Kids Surprise Flabbergasted Dad With The Corvette He Sold For Money To Help Raise Them / Digg
As you can tell, I spent much more time than usual watching "nice" videos the last couple weeks...but this was genuinely touching:
To thank him for being such a wonderful father, his family reunited him with a 1973 Corvette Stingray.
What is rural? What is urban? Different countries use different definitions and sometimes there are multiple definitions within a country. In India, as Reuben Abraham and Pritika Hingorani write, the same state can be 16% or 99% urban depending on the definition. [...] The consequences of underestimating the urban share of the population are dire. Resources are badly misallocated: By one estimate, over 80 percent of federal government financing still goes to rural development. This reduces incentives for politicians, especially rural ones, to change the status quo. Tens of millions of Indians who live in dense, urban-like settlements are governed by rural governments that lack the mandate and the money to deliver basic services. In India, urban governments are constitutionally required to provide things such as fire departments, sewer lines, arterial roads and building codes. Local bodies in rural areas aren’t.
The history of Aleppo is terrible stuff; a long succession of massacres and sieges disappearing into the mists of Syrian pre-history.
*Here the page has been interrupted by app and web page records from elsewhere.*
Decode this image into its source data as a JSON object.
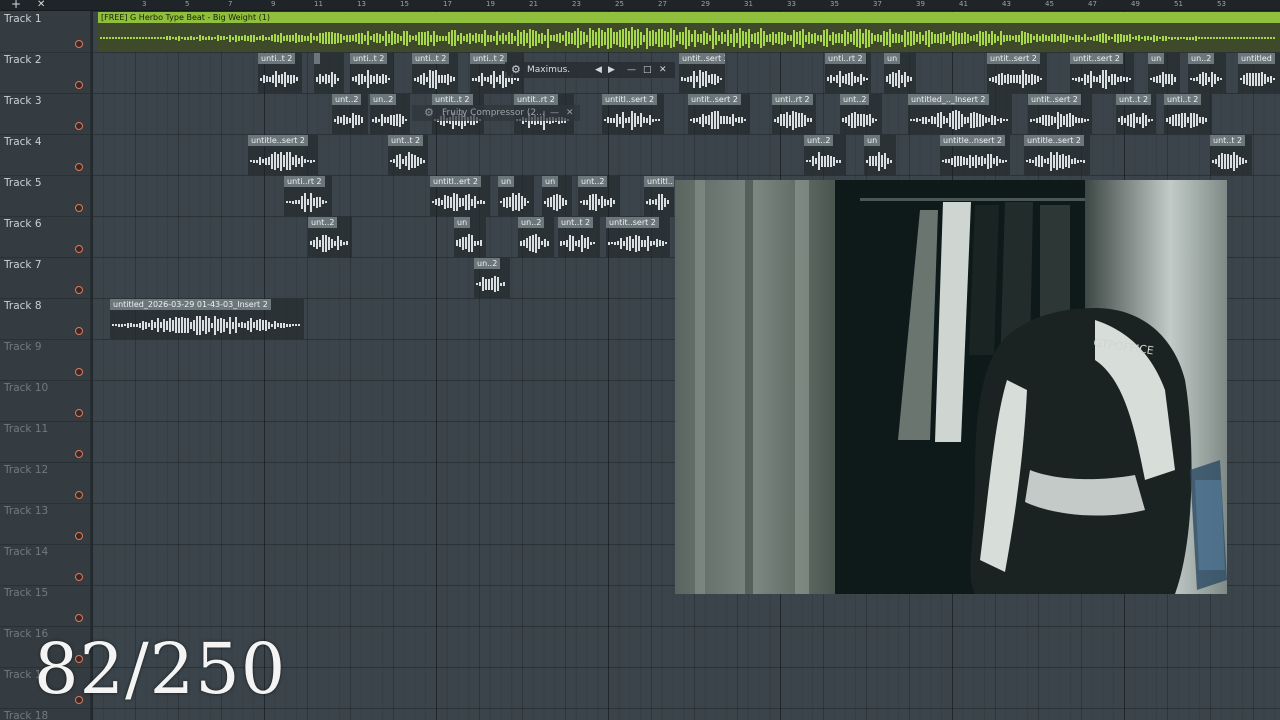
{
  "toolbar": {
    "plus_icon": "+",
    "close_icon": "✕"
  },
  "ruler": {
    "bars": [
      "3",
      "5",
      "7",
      "9",
      "11",
      "13",
      "15",
      "17",
      "19",
      "21",
      "23",
      "25",
      "27",
      "29",
      "31",
      "33",
      "35",
      "37",
      "39",
      "41",
      "43",
      "45",
      "47",
      "49",
      "51",
      "53"
    ]
  },
  "tracks": [
    {
      "label": "Track 1"
    },
    {
      "label": "Track 2"
    },
    {
      "label": "Track 3"
    },
    {
      "label": "Track 4"
    },
    {
      "label": "Track 5"
    },
    {
      "label": "Track 6"
    },
    {
      "label": "Track 7"
    },
    {
      "label": "Track 8"
    },
    {
      "label": "Track 9"
    },
    {
      "label": "Track 10"
    },
    {
      "label": "Track 11"
    },
    {
      "label": "Track 12"
    },
    {
      "label": "Track 13"
    },
    {
      "label": "Track 14"
    },
    {
      "label": "Track 15"
    },
    {
      "label": "Track 16"
    },
    {
      "label": "Track 17"
    },
    {
      "label": "Track 18"
    }
  ],
  "main_clip": {
    "title": "[FREE] G Herbo Type Beat - Big Weight (1)"
  },
  "clips": {
    "t2": [
      "unti..t 2",
      "",
      "unti..t 2",
      "unti..t 2",
      "unti..t 2",
      "untit..sert 2",
      "unti..rt 2",
      "un",
      "untit..sert 2",
      "untit..sert 2",
      "un",
      "un..2",
      "untitled"
    ],
    "t3": [
      "unt..2",
      "un..2",
      "untit..t 2",
      "untit..rt 2",
      "untitl..sert 2",
      "untit..sert 2",
      "unti..rt 2",
      "unt..2",
      "untitled_.._Insert 2",
      "untit..sert 2",
      "unt..t 2",
      "unti..t 2"
    ],
    "t4": [
      "untitle..sert 2",
      "unt..t 2",
      "unt..2",
      "un",
      "untitle..nsert 2",
      "untitle..sert 2",
      "unt..t 2"
    ],
    "t5": [
      "unti..rt 2",
      "untitl..ert 2",
      "un",
      "un",
      "unt..2",
      "untitl..."
    ],
    "t6": [
      "unt..2",
      "un",
      "un..2",
      "unt..t 2",
      "untit..sert 2"
    ],
    "t7": [
      "un..2"
    ],
    "t8": [
      "untitled_2026-03-29 01-43-03_Insert 2"
    ]
  },
  "windows": {
    "maximus": {
      "title": "Maximus."
    },
    "compressor": {
      "title": "Fruity Compressor (2..."
    }
  },
  "webcam": {
    "chair_brand": "GTPOFFICE"
  },
  "counter": {
    "text": "82/250"
  }
}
First held by the Hittites, it was captured in turn by the Philistines, Assyrians, Babylonians, Persians, Greeks, Romans, Persians (again), Byzantines, Arabs, Mongols and Ottomans, each of whom vied to outdo the carnage of their predecessors. The Assyrians were the most imaginatively sadistic: they impaled the town’s menfolk on their spears and feasted for two days while their victims groaned to a slow death.
Light is fast! In a recent series of animations, planetary scientist James O’Donoghue demonstrates just how fast light is…and also how far away even our closest celestial neighbors are. Light, moving at 186,000 mi/sec, can circle the Earth 7.5 times per second and here’s what that looks like. [...] Now check out light traveling the 34 million miles to Mars in a pokey 3 minutes.